## TASK GOAL
Set down, in full, every record in the block.
(RECORDS FOR THE EXERCISE Opens)
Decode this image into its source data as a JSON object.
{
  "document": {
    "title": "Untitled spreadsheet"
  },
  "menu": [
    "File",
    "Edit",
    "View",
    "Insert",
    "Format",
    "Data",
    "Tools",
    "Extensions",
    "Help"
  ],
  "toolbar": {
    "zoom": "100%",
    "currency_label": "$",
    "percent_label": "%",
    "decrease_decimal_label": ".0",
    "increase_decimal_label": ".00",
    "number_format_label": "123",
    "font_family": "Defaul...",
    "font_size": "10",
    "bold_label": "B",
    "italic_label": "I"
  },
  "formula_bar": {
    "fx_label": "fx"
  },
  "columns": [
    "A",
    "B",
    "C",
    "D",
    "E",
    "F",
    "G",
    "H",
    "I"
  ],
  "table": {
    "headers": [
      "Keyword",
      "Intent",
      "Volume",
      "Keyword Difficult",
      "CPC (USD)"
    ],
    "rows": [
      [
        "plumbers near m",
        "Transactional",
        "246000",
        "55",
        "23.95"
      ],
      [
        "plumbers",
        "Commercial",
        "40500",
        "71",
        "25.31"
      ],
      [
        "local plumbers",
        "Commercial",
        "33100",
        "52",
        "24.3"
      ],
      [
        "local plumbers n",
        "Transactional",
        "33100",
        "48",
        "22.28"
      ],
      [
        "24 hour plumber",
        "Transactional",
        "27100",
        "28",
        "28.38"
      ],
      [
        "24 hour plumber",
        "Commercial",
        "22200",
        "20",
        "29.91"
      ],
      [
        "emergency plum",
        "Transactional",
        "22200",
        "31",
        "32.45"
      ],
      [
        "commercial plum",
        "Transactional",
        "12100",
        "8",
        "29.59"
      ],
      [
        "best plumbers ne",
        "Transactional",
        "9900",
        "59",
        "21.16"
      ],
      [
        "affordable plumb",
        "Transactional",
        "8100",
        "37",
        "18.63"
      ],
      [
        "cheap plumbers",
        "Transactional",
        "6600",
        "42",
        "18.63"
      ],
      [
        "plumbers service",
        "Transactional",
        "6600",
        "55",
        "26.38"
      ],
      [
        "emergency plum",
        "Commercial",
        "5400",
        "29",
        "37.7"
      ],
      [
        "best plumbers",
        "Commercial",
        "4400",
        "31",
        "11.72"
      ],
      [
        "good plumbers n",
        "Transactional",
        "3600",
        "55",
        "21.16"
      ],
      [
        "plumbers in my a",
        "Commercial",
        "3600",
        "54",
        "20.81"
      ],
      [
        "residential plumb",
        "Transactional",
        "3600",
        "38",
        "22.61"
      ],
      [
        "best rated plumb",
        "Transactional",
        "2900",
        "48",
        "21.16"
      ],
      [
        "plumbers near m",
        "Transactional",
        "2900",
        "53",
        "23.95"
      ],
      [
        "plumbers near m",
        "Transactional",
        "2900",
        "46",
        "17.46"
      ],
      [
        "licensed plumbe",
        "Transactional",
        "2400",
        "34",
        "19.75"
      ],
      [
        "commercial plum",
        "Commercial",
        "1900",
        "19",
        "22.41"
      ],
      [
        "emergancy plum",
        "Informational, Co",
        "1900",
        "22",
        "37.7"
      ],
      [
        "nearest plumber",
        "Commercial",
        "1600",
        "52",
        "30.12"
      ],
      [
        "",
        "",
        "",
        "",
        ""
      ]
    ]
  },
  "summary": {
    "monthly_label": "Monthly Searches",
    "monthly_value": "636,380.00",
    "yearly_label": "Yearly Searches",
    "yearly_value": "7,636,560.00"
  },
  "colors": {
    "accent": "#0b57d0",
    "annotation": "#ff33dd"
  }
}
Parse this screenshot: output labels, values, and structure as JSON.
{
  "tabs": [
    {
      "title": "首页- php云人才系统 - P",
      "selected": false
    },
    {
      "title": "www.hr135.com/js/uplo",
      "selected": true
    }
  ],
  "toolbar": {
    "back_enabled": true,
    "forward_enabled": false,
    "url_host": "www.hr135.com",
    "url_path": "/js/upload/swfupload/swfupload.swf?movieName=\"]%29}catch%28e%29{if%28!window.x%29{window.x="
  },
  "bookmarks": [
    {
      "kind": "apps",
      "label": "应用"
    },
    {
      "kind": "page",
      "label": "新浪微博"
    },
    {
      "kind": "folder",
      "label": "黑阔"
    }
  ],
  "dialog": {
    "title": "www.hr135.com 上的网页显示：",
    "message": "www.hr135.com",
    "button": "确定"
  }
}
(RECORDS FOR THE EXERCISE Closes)
## EXERCISE ANSWER
Decode this image into its source data as a JSON object.
{
  "document": {
    "title": "Untitled spreadsheet"
  },
  "menu": [
    "File",
    "Edit",
    "View",
    "Insert",
    "Format",
    "Data",
    "Tools",
    "Extensions",
    "Help"
  ],
  "toolbar": {
    "zoom": "100%",
    "currency_label": "$",
    "percent_label": "%",
    "decrease_decimal_label": ".0",
    "increase_decimal_label": ".00",
    "number_format_label": "123",
    "font_family": "Defaul...",
    "font_size": "10",
    "bold_label": "B",
    "italic_label": "I"
  },
  "formula_bar": {
    "fx_label": "fx"
  },
  "columns": [
    "A",
    "B",
    "C",
    "D",
    "E",
    "F",
    "G",
    "H",
    "I"
  ],
  "table": {
    "headers": [
      "Keyword",
      "Intent",
      "Volume",
      "Keyword Difficult",
      "CPC (USD)"
    ],
    "rows": [
      [
        "plumbers near m",
        "Transactional",
        "246000",
        "55",
        "23.95"
      ],
      [
        "plumbers",
        "Commercial",
        "40500",
        "71",
        "25.31"
      ],
      [
        "local plumbers",
        "Commercial",
        "33100",
        "52",
        "24.3"
      ],
      [
        "local plumbers n",
        "Transactional",
        "33100",
        "48",
        "22.28"
      ],
      [
        "24 hour plumber",
        "Transactional",
        "27100",
        "28",
        "28.38"
      ],
      [
        "24 hour plumber",
        "Commercial",
        "22200",
        "20",
        "29.91"
      ],
      [
        "emergency plum",
        "Transactional",
        "22200",
        "31",
        "32.45"
      ],
      [
        "commercial plum",
        "Transactional",
        "12100",
        "8",
        "29.59"
      ],
      [
        "best plumbers ne",
        "Transactional",
        "9900",
        "59",
        "21.16"
      ],
      [
        "affordable plumb",
        "Transactional",
        "8100",
        "37",
        "18.63"
      ],
      [
        "cheap plumbers",
        "Transactional",
        "6600",
        "42",
        "18.63"
      ],
      [
        "plumbers service",
        "Transactional",
        "6600",
        "55",
        "26.38"
      ],
      [
        "emergency plum",
        "Commercial",
        "5400",
        "29",
        "37.7"
      ],
      [
        "best plumbers",
        "Commercial",
        "4400",
        "31",
        "11.72"
      ],
      [
        "good plumbers n",
        "Transactional",
        "3600",
        "55",
        "21.16"
      ],
      [
        "plumbers in my a",
        "Commercial",
        "3600",
        "54",
        "20.81"
      ],
      [
        "residential plumb",
        "Transactional",
        "3600",
        "38",
        "22.61"
      ],
      [
        "best rated plumb",
        "Transactional",
        "2900",
        "48",
        "21.16"
      ],
      [
        "plumbers near m",
        "Transactional",
        "2900",
        "53",
        "23.95"
      ],
      [
        "plumbers near m",
        "Transactional",
        "2900",
        "46",
        "17.46"
      ],
      [
        "licensed plumbe",
        "Transactional",
        "2400",
        "34",
        "19.75"
      ],
      [
        "commercial plum",
        "Commercial",
        "1900",
        "19",
        "22.41"
      ],
      [
        "emergancy plum",
        "Informational, Co",
        "1900",
        "22",
        "37.7"
      ],
      [
        "nearest plumber",
        "Commercial",
        "1600",
        "52",
        "30.12"
      ],
      [
        "",
        "",
        "",
        "",
        ""
      ]
    ]
  },
  "summary": {
    "monthly_label": "Monthly Searches",
    "monthly_value": "636,380.00",
    "yearly_label": "Yearly Searches",
    "yearly_value": "7,636,560.00"
  },
  "colors": {
    "accent": "#0b57d0",
    "annotation": "#ff33dd"
  }
}
Parse this screenshot: output labels, values, and structure as JSON.
{
  "tabs": [
    {
      "title": "首页- php云人才系统 - P",
      "selected": false
    },
    {
      "title": "www.hr135.com/js/uplo",
      "selected": true
    }
  ],
  "toolbar": {
    "back_enabled": true,
    "forward_enabled": false,
    "url_host": "www.hr135.com",
    "url_path": "/js/upload/swfupload/swfupload.swf?movieName=\"]%29}catch%28e%29{if%28!window.x%29{window.x="
  },
  "bookmarks": [
    {
      "kind": "apps",
      "label": "应用"
    },
    {
      "kind": "page",
      "label": "新浪微博"
    },
    {
      "kind": "folder",
      "label": "黑阔"
    }
  ],
  "dialog": {
    "title": "www.hr135.com 上的网页显示：",
    "message": "www.hr135.com",
    "button": "确定"
  }
}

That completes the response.